Important fossil discoveries

Hundreds of pieces of fossilised bone were recovered during 1992-1994, all from localities west of the Awash River, in Aramis, Ethiopia. The finds number over 110 specimens and represent about 35 individual members of this species. Most of the remains are dental, but some skull and limb bones were also found. A partial humerus (arm bone) indicates that this species was smaller than the average Australopithecus afarensis.

In 2005, the remains of 9 individuals were recovered from As Duma in northern Ethiopia. The remains mostly consist of teeth and jaw fragments, but also some bones from the hands and feet.

Some specimens discovered earlier in Kanapoi, Lothagam and Tabarin could also belong to this species.

Key specimens

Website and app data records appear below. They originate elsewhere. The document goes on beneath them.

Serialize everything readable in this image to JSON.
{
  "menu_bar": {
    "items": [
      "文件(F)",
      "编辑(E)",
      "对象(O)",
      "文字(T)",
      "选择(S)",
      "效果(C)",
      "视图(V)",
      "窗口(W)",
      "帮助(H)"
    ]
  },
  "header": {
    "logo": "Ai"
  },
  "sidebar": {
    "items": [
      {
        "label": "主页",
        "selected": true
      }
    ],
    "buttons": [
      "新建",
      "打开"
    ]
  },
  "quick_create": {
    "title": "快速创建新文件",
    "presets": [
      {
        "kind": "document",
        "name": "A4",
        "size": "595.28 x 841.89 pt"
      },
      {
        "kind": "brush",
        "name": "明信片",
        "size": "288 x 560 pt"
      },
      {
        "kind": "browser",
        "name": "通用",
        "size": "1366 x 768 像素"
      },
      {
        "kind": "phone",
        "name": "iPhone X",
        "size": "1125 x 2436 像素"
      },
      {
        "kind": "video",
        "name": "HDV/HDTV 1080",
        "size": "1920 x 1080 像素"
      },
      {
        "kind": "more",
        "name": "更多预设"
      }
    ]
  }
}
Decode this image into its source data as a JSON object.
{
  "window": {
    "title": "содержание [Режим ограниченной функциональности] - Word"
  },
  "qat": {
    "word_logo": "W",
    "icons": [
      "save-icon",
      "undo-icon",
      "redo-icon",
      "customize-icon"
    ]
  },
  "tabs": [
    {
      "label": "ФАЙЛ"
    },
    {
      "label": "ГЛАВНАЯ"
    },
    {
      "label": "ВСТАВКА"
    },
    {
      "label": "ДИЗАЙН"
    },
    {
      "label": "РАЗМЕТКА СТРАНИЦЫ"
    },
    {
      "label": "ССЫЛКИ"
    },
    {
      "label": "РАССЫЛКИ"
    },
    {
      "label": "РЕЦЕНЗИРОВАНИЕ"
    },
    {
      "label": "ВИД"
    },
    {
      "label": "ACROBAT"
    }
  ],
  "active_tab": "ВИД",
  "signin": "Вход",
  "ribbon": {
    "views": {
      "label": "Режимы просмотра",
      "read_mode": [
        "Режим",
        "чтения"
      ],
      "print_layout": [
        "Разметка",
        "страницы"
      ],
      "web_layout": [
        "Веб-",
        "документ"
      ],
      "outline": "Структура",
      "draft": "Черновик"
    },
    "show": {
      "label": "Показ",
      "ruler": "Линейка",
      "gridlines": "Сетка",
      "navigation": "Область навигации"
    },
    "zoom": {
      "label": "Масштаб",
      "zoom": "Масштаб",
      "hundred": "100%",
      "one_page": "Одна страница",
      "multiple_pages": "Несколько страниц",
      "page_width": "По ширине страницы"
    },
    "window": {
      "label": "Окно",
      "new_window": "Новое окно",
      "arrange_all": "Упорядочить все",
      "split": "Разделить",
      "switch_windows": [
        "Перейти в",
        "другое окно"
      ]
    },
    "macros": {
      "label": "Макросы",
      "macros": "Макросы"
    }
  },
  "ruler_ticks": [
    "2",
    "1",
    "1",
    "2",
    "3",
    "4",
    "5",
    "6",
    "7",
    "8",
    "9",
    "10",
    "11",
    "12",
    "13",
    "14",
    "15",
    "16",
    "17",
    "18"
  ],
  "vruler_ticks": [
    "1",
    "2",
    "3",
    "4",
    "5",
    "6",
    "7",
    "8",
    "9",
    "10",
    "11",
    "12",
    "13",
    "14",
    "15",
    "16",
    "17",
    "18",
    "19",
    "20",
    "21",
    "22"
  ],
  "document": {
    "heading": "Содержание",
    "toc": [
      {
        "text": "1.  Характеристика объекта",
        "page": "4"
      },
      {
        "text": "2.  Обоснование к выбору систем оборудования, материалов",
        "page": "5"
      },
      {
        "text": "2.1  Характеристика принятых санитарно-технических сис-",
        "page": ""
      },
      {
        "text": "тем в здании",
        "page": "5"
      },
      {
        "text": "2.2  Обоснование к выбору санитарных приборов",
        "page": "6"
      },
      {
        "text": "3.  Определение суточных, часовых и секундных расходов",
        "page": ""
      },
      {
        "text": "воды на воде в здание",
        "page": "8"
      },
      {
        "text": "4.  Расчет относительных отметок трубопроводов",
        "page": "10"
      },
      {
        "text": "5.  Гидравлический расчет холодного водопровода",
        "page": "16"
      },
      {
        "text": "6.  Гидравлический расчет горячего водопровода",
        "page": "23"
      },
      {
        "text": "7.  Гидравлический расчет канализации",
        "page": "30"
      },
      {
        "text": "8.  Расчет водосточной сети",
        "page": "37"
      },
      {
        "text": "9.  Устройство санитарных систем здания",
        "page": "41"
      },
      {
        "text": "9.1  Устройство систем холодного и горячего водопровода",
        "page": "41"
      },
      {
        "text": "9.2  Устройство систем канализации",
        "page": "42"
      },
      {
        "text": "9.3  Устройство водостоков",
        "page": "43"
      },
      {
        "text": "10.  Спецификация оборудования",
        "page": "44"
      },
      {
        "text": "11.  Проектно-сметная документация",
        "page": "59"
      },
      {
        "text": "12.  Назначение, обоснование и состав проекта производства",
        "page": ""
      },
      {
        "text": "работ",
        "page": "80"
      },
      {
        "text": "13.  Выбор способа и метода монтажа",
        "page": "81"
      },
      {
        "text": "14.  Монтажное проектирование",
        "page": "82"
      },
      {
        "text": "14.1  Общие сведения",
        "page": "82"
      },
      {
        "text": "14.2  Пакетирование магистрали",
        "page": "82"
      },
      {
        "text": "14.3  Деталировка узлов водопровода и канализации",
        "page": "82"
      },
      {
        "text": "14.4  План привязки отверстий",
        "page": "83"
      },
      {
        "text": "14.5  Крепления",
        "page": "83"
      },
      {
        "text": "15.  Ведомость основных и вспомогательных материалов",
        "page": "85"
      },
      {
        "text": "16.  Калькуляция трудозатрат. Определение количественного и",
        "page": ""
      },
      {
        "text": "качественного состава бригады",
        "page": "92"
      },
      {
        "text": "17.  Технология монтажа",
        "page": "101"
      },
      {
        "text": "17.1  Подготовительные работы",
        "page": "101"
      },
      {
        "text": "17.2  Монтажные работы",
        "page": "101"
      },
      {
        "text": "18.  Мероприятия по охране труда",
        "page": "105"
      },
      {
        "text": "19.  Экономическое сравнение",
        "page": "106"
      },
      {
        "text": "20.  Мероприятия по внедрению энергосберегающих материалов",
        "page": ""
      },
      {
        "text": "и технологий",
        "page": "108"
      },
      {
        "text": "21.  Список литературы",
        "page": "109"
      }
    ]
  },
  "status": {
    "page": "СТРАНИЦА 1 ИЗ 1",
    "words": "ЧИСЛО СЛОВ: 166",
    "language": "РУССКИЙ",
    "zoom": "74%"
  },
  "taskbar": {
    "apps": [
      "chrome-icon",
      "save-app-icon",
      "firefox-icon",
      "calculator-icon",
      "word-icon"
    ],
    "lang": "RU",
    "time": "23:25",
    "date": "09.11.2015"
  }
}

  • ARA-VP-6/1 teeth: This is the holotype for this species. It consists of teeth and jaw bone and was found in Aramis in 1993.
  • ‘Ardi’ ARA-VP-6/500: A partial skeleton found in 1994, consisting of about 125 pieces, was described and published in 2009. It is the oldest known skeleton of a human ancestor. The individual is believed to be a female and is nicknamed ‘Ardi’. She weighed about 50kg and stood about 120cm tall.The skeleton was in extremely poor condition and it took the team 15 years to excavate, scan, make virtual reconstructions, assemble and then analyse. The results were hugely significant in terms of how we view the evolution of the earliest hominins and the physical appearance of the last common ancestor of humans and chimpanzees. The skeleton does not look much like a chimp or gorilla or have the expected ‘transitional’ features. Instead, it may well preserve some of the characteristics of the last chimp-human ancestor. Analysis of the skeleton reveals that humans did not evolve from knuckle-walking apes, as was long believed. It also indicates that chimpanzee evolution underwent high degrees of specialisation since diverging from the last common ancestor and thus these apes are poor models for understanding the appearance of this ancestor.